** WORK REQUIRED **
Please give the number of lines in the listing that include the word "name", with no other words.

** ENTRIES SHOWN **
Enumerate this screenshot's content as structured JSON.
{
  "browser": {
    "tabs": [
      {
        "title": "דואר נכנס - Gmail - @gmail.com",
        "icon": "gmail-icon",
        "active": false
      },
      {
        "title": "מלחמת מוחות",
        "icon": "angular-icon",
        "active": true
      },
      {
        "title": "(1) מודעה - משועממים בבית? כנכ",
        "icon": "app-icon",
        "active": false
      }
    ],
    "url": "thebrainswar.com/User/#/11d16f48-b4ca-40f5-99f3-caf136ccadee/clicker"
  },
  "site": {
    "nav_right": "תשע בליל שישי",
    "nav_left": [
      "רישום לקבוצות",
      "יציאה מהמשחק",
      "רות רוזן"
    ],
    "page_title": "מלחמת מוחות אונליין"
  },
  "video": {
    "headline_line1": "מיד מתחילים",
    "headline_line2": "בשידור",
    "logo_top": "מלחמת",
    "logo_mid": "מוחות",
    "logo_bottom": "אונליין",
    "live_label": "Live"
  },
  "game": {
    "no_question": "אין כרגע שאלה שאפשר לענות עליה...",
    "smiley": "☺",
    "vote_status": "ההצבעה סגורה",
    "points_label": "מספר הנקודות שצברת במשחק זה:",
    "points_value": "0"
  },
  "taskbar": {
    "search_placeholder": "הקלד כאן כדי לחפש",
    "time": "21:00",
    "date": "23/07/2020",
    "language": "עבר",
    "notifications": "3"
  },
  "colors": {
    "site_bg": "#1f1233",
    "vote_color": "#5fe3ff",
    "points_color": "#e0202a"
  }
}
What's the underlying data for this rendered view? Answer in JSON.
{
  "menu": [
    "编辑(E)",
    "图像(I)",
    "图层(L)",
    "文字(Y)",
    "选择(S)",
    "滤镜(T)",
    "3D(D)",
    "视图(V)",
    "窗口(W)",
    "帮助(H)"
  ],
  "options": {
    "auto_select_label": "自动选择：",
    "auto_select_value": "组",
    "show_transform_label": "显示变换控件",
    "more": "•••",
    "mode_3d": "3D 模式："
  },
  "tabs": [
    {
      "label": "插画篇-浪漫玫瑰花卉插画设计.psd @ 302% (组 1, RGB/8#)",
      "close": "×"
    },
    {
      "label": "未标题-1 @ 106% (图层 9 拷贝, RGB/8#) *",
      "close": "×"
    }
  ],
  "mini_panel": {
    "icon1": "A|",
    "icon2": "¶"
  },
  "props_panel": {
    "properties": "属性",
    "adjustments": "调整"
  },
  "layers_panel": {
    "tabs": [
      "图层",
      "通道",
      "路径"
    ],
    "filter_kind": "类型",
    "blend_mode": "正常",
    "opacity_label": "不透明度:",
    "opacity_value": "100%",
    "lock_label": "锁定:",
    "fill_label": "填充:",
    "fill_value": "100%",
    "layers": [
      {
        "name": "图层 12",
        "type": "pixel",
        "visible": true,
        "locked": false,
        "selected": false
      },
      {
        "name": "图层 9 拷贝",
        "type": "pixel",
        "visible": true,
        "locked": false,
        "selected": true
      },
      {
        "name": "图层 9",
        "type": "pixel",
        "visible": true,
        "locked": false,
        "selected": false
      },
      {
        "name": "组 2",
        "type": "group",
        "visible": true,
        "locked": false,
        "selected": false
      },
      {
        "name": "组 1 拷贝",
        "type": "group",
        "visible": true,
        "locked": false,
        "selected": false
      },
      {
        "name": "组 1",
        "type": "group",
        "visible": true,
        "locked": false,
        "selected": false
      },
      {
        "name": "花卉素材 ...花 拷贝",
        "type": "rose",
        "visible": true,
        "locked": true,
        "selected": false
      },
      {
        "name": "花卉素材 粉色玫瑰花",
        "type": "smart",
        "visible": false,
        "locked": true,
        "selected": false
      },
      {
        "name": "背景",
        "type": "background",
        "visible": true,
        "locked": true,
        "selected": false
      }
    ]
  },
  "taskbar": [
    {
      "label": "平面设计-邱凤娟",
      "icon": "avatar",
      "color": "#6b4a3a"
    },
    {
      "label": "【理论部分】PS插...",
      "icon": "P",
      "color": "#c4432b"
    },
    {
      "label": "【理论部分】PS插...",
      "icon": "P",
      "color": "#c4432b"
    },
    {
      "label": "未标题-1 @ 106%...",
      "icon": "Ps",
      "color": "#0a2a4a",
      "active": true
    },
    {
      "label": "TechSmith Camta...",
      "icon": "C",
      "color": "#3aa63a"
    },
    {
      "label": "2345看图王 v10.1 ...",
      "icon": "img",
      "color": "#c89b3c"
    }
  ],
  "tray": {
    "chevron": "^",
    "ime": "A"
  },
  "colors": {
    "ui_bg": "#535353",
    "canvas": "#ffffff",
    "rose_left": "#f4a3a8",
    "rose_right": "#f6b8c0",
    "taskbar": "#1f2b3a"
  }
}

** YOUR SOLUTION **
9